The 2021 Atlantic hurricane season is well underway, and you may be wondering what names will be used for any tropical storms and hurricanes that develop in the weeks ahead.
The season kicked off before the official June 1 start date, with Tropical Storm Ana’s brief existence May 22-23 to the northeast of Bermuda. The graphic below shows the complete list of names selected by a committee of the World Meteorological Organization for the 2021 Atlantic hurricane season.
The hurricane naming convention was established in 1950, according to the National Hurricane Center. Initially, the phonetic alphabet was used for naming, but that practice was ditched in 1953 for a larger variety of names.
The NHC assigns a name to any tropical cyclone that becomes a tropical storm (39-plus-mph winds) or hurricane (74-plus-mph winds). The NHC goes through the list in alphabetical order, so the first tropical storm or hurricane receives the "A" name (Ana) and the 21st such storm receives the "W" name (Wanda).
Previously, if all 21 names were used, the Greek alphabet would then be used if necessary.

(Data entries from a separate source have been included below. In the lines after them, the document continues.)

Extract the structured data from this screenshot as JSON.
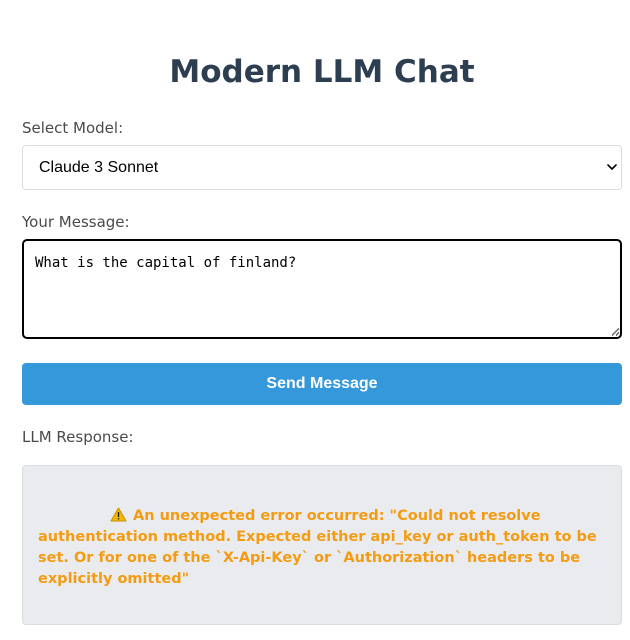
{
  "page": {
    "title": "Modern LLM Chat"
  },
  "model": {
    "label": "Select Model:",
    "selected": "Claude 3 Sonnet"
  },
  "message": {
    "label": "Your Message:",
    "value": "What is the capital of finland?"
  },
  "send_button": {
    "label": "Send Message"
  },
  "response": {
    "label": "LLM Response:",
    "icon": "warning-icon",
    "text": "An unexpected error occurred: \"Could not resolve authentication method. Expected either api_key or auth_token to be set. Or for one of the `X-Api-Key` or `Authorization` headers to be explicitly omitted\""
  },
  "colors": {
    "title": "#2c3e50",
    "accent": "#3498db",
    "error": "#f39c12",
    "response_bg": "#e9ebee"
  }
}
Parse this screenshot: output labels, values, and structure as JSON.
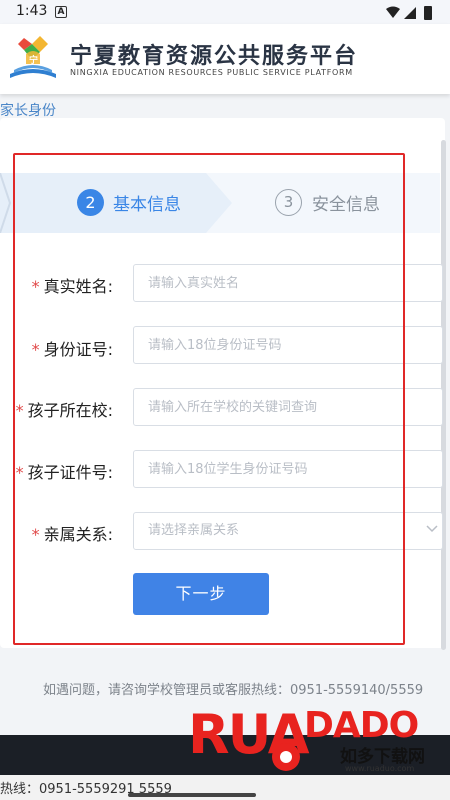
{
  "status_bar": {
    "time": "1:43",
    "notification_icon": "A"
  },
  "header": {
    "title": "宁夏教育资源公共服务平台",
    "subtitle": "NINGXIA EDUCATION RESOURCES PUBLIC SERVICE PLATFORM"
  },
  "role_tab": "家长身份",
  "steps": [
    {
      "number": "2",
      "label": "基本信息",
      "active": true
    },
    {
      "number": "3",
      "label": "安全信息",
      "active": false
    }
  ],
  "form": {
    "fields": [
      {
        "label": "真实姓名:",
        "placeholder": "请输入真实姓名",
        "required": true
      },
      {
        "label": "身份证号:",
        "placeholder": "请输入18位身份证号码",
        "required": true
      },
      {
        "label": "孩子所在校:",
        "placeholder": "请输入所在学校的关键词查询",
        "required": true
      },
      {
        "label": "孩子证件号:",
        "placeholder": "请输入18位学生身份证号码",
        "required": true
      },
      {
        "label": "亲属关系:",
        "placeholder": "请选择亲属关系",
        "required": true,
        "type": "select"
      }
    ],
    "required_mark": "*",
    "next_label": "下一步"
  },
  "footer_note": "如遇问题，请咨询学校管理员或客服热线：0951-5559140/5559",
  "hotline": "热线：0951-5559291  5559",
  "watermark": {
    "brand": "RUANDADO",
    "site_name": "如多下载网",
    "url": "www.ruaduo.com"
  },
  "colors": {
    "accent": "#3a86e6",
    "required": "#e04848",
    "highlight": "#e02828",
    "inactive": "#8a939d"
  }
}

It was used nine times in the record-breaking 2020 season and twice in 2005. However, starting this year, any additional storms will be named from a new supplemental list created by the WMO because the use of Greek letters can become confusing for messaging purposes (Zeta, Eta and Theta all sound very similar).
The 2021 supplemental name list includes Adria, Braylen, Caridad and Deshawn. The complete list can be found on the WMO’s website at this link.
This year’s primary list of names might look familiar to the one from 2015. That’s because these name lists rotate every six years – a practice which began in 1979 – unless a particular storm is so destructive and/or deadly that the WMO votes to retire that name from future use, such as Harvey, Katrina, Michael or Sandy.
Two storms from 2015 do not appear on the 2021 list: Erika and Joaquin.
Tropical Storm Erika brought torrential rain and major flooding to the island of Dominica in the Caribbean. It was responsible for 30 direct deaths, according to the NHC. Joaquin devastated the central and southeastern Bahamas as a Category 4 hurricane with strong winds and storm-surge flooding, resulting in the death of 34 people. It was the strongest October hurricane known to impact the Bahamas since 1866, the NHC noted in its final report.
The WMO voted to retire those two names from future use in the Atlantic Basin, which includes the Atlantic Ocean, Caribbean Sea and Gulf of Mexico. This year’s "E" and "J" storms will be Elsa and Julian, respectively.